(Beginning of Data excerpts)

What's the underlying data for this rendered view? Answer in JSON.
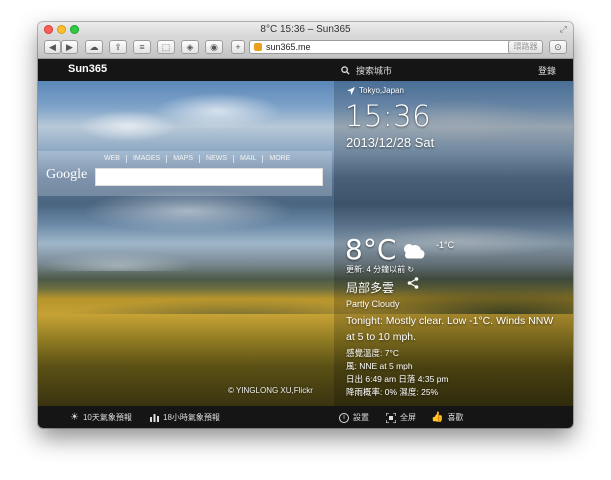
{
  "window": {
    "title": "8°C 15:36 – Sun365"
  },
  "browser": {
    "url": "sun365.me",
    "go_label": "環路器"
  },
  "site": {
    "brand": "Sun365",
    "search_placeholder": "搜索城市",
    "login": "登錄"
  },
  "google": {
    "logo": "Google",
    "links": [
      "WEB",
      "IMAGES",
      "MAPS",
      "NEWS",
      "MAIL",
      "MORE"
    ]
  },
  "photo": {
    "credit": "© YINGLONG XU,Flickr"
  },
  "weather": {
    "location": "Tokyo,Japan",
    "time": "15:36",
    "date": "2013/12/28 Sat",
    "temp": "8°C",
    "low": "-1°C",
    "updated": "更新: 4 分鐘以前",
    "condition_cn": "局部多雲",
    "condition_en": "Partly Cloudy",
    "tonight": "Tonight: Mostly clear. Low -1°C. Winds NNW at 5 to 10 mph.",
    "feels": "感覺溫度: 7°C",
    "wind": "風: NNE at 5 mph",
    "sun": "日出 6:49 am 日落 4:35 pm",
    "rain": "降雨概率: 0% 濕度: 25%"
  },
  "bottom": {
    "forecast10": "10天氣象預報",
    "forecast18": "18小時氣象預報",
    "settings": "設置",
    "fullscreen": "全屏",
    "like": "喜歡"
  }
}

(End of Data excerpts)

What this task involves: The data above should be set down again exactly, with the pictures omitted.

Problem solution:
What's the underlying data for this rendered view? Answer in JSON.
{
  "window": {
    "title": "8°C 15:36 – Sun365"
  },
  "browser": {
    "url": "sun365.me",
    "go_label": "環路器"
  },
  "site": {
    "brand": "Sun365",
    "search_placeholder": "搜索城市",
    "login": "登錄"
  },
  "google": {
    "logo": "Google",
    "links": [
      "WEB",
      "IMAGES",
      "MAPS",
      "NEWS",
      "MAIL",
      "MORE"
    ]
  },
  "photo": {
    "credit": "© YINGLONG XU,Flickr"
  },
  "weather": {
    "location": "Tokyo,Japan",
    "time": "15:36",
    "date": "2013/12/28 Sat",
    "temp": "8°C",
    "low": "-1°C",
    "updated": "更新: 4 分鐘以前",
    "condition_cn": "局部多雲",
    "condition_en": "Partly Cloudy",
    "tonight": "Tonight: Mostly clear. Low -1°C. Winds NNW at 5 to 10 mph.",
    "feels": "感覺溫度: 7°C",
    "wind": "風: NNE at 5 mph",
    "sun": "日出 6:49 am 日落 4:35 pm",
    "rain": "降雨概率: 0% 濕度: 25%"
  },
  "bottom": {
    "forecast10": "10天氣象預報",
    "forecast18": "18小時氣象預報",
    "settings": "設置",
    "fullscreen": "全屏",
    "like": "喜歡"
  }
}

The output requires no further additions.